Destroyer are off the leash. After finishing their last impeccable LP Kaputt nearly two years ago – and touring it ever since – they’ve reached a stage where convincing audiences worldwide of its brilliance by having their set consist almost solely of songs lifted from it is less of a concern. After the record of year plaudits here and prestigious award nominations there, few here tonight are unconvinced of its majesty. So compared to the last time we saw them, nearly a year ago just down the road at Heaven (where they played all but one song from their then-newly released LP), tonight sees them go wild.

Not that wild, obviously – Destroyer are hardly Death Grips, but they are just as gripping a live spectacle. In terms of the musicians accompanying front man Daniel Bejar to the stage, they’re a very similar set up to the live band who’ve been spreading Kaputt’s glory far and wide the past few years. But what’s changed is the set list, which now features a handful of what we presume are brand new numbers that hark back to their previous undisputed masterpiece, 2006’s Destroyer’s Rubies. These songs have that ‘band playing in a room’ feeling that Kaputt strove so hard to get away from (though with huge success). It’s the sound that was so excellently captured on Rubies, but here it’s added to by a band whose musicianship shines through in a way that record seemed to hide, as if somewhat embarrassed by its own talent. Whatever form Bejar’s next album takes, from the sounds of these teasers, it’s going to be another excellent one. Boring, huh.

Those Rubies songs are also given something of a makeover thanks to the presence of the hugely reverb-laden saxophones, trumpets and flute that, in the aftermath of Kaputt, have become something of a Destroyer calling card. What’s fascinating tonight is to hear how wonderful it sounds when applied to Bejar’s less silky-smooth recordings, revealing muscles to songs like ‘European Oils’, the now distinctly Pulp-like ‘Looters’ Follies’ and a closing ten minutes of ‘Rubies’ (a proper ‘oh my god I can’t believe they played that’ moment) that they’d previously never had flexed.
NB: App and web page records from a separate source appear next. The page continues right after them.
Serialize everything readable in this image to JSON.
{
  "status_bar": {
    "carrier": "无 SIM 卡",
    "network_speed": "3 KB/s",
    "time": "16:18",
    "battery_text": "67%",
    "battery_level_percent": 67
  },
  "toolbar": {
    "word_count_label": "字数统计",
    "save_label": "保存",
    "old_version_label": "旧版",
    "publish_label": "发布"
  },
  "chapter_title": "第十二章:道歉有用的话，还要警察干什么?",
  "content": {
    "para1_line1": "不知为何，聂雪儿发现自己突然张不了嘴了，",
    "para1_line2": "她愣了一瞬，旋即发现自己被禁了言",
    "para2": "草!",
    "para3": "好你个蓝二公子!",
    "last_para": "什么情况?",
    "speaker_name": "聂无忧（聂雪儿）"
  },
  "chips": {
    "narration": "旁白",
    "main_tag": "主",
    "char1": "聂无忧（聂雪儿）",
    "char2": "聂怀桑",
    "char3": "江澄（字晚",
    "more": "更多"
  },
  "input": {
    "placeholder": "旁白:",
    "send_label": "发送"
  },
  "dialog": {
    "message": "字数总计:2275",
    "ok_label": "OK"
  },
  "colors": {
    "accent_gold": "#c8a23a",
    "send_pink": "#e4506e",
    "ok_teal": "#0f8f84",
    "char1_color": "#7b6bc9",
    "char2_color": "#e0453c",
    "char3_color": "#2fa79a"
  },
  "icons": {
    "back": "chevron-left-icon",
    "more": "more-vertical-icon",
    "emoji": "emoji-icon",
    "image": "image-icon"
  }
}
Of course, a fair chunk of the evening is dedicated to Kaputt material, and rightly so – over the course of the past 18 months, it’s an album that’s graduated from being one of my favourites of recent years to one of my favourites from any year. And though a second-song airing of ‘Savage Night at the Opera’ is damaged somewhat by Village Underground’s unpreparedness for its bass-led onslaught, once the sound is sorted out, ‘Chinatown’, Suicide Demo For Kara Walker’ and an especially furious rendition of ‘Blue Eyes’ (which leaves all the woodwind players red in the face) sound just as glorious in the flesh as they do in your home. Probably. I don’t know your homes.